● TASK REQUIREMENTS:
Output the listing verbatim, leaving out every picture.
= Beginning of Section =
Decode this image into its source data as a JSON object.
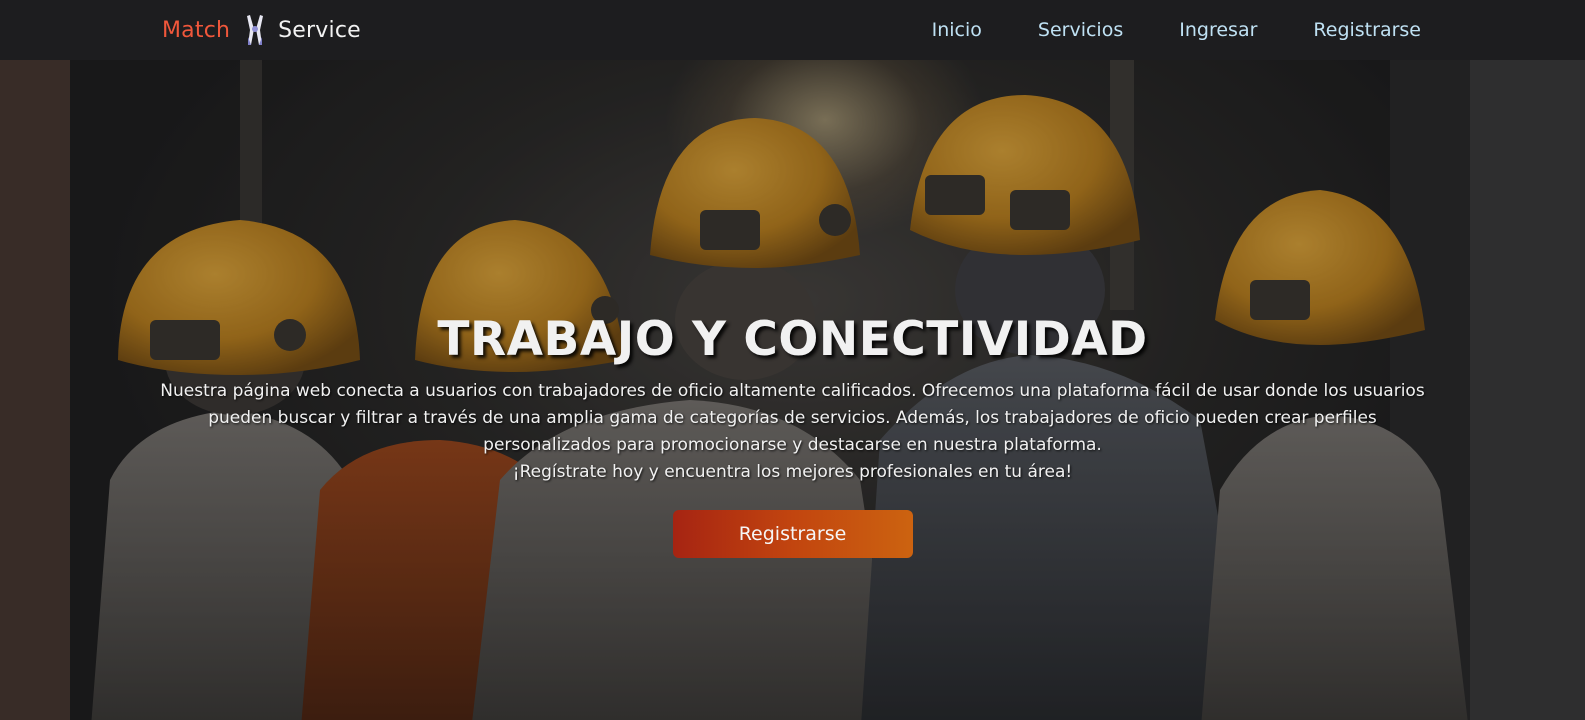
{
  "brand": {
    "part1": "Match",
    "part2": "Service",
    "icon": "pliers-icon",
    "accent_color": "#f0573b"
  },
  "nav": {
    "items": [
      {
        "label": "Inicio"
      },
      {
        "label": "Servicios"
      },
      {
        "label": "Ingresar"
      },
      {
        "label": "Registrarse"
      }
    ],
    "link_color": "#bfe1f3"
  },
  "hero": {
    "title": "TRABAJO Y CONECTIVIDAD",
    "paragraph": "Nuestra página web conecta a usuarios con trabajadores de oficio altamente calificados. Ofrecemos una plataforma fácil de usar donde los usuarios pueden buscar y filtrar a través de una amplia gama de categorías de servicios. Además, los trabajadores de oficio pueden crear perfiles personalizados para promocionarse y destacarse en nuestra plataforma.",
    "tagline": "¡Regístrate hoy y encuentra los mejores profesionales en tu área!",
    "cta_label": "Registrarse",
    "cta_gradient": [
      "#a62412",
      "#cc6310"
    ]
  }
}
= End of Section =
● TASK OUTPUT:
Decode this image into its source data as a JSON object.
{
  "brand": {
    "part1": "Match",
    "part2": "Service",
    "icon": "pliers-icon",
    "accent_color": "#f0573b"
  },
  "nav": {
    "items": [
      {
        "label": "Inicio"
      },
      {
        "label": "Servicios"
      },
      {
        "label": "Ingresar"
      },
      {
        "label": "Registrarse"
      }
    ],
    "link_color": "#bfe1f3"
  },
  "hero": {
    "title": "TRABAJO Y CONECTIVIDAD",
    "paragraph": "Nuestra página web conecta a usuarios con trabajadores de oficio altamente calificados. Ofrecemos una plataforma fácil de usar donde los usuarios pueden buscar y filtrar a través de una amplia gama de categorías de servicios. Además, los trabajadores de oficio pueden crear perfiles personalizados para promocionarse y destacarse en nuestra plataforma.",
    "tagline": "¡Regístrate hoy y encuentra los mejores profesionales en tu área!",
    "cta_label": "Registrarse",
    "cta_gradient": [
      "#a62412",
      "#cc6310"
    ]
  }
}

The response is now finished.